ACTIVITY:
In the records below, count every line that contains the word "Windows" and report only the total.

STORED DATA:
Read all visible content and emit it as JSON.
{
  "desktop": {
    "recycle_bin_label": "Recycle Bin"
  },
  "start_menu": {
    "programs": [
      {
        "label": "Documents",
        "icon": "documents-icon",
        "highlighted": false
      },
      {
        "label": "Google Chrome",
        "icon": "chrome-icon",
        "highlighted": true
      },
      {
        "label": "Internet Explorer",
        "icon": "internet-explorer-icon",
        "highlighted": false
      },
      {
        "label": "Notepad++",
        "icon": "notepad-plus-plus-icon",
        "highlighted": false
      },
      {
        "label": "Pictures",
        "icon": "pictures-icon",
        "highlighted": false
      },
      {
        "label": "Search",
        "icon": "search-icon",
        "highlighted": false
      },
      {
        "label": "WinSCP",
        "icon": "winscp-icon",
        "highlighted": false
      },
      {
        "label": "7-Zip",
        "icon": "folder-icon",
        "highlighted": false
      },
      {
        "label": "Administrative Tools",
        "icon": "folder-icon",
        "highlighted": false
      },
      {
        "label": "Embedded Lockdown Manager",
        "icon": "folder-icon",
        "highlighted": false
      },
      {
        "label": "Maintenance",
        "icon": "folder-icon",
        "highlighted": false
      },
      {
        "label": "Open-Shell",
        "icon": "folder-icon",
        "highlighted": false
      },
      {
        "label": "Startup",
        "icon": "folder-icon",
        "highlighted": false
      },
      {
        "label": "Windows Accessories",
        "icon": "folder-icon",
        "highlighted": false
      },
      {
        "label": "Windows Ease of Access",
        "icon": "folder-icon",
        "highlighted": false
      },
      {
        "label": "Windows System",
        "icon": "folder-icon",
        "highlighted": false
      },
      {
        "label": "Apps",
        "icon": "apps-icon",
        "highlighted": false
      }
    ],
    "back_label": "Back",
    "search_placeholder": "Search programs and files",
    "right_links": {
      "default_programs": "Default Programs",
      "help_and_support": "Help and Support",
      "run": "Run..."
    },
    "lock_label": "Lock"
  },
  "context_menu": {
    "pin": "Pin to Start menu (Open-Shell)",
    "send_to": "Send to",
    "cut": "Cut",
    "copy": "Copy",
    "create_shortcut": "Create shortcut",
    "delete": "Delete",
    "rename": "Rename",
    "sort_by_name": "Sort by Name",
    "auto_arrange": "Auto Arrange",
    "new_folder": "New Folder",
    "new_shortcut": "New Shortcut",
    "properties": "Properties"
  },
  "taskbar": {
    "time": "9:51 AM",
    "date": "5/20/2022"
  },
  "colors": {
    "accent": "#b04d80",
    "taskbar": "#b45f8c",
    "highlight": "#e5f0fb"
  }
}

ANSWER TO THIS PROBLEM:
3